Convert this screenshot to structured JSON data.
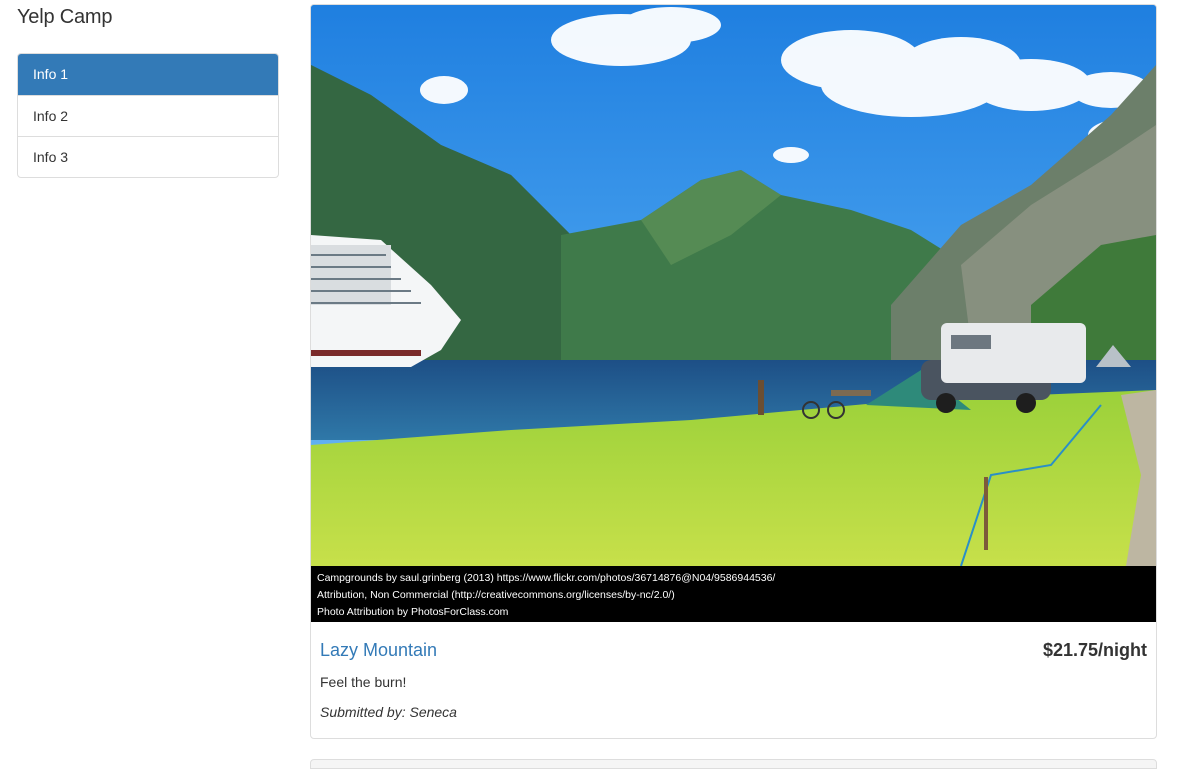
{
  "app": {
    "title": "Yelp Camp"
  },
  "sidebar": {
    "items": [
      {
        "label": "Info 1",
        "active": true
      },
      {
        "label": "Info 2",
        "active": false
      },
      {
        "label": "Info 3",
        "active": false
      }
    ]
  },
  "campground": {
    "image_alt": "campground-photo",
    "attribution": [
      "Campgrounds  by  saul.grinberg  (2013)  https://www.flickr.com/photos/36714876@N04/9586944536/",
      "Attribution, Non Commercial (http://creativecommons.org/licenses/by-nc/2.0/)",
      "Photo Attribution by PhotosForClass.com"
    ],
    "name": "Lazy Mountain",
    "price": "$21.75/night",
    "description": "Feel the burn!",
    "author_prefix": "Submitted by:",
    "author": "Seneca",
    "author_line": "Submitted by: Seneca"
  },
  "colors": {
    "accent": "#337ab7",
    "border": "#dddddd",
    "attribution_bg": "#000000"
  }
}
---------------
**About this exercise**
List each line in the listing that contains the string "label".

**Exercise result**
        "label": "Info 1",
        "label": "Info 2",
        "label": "Info 3",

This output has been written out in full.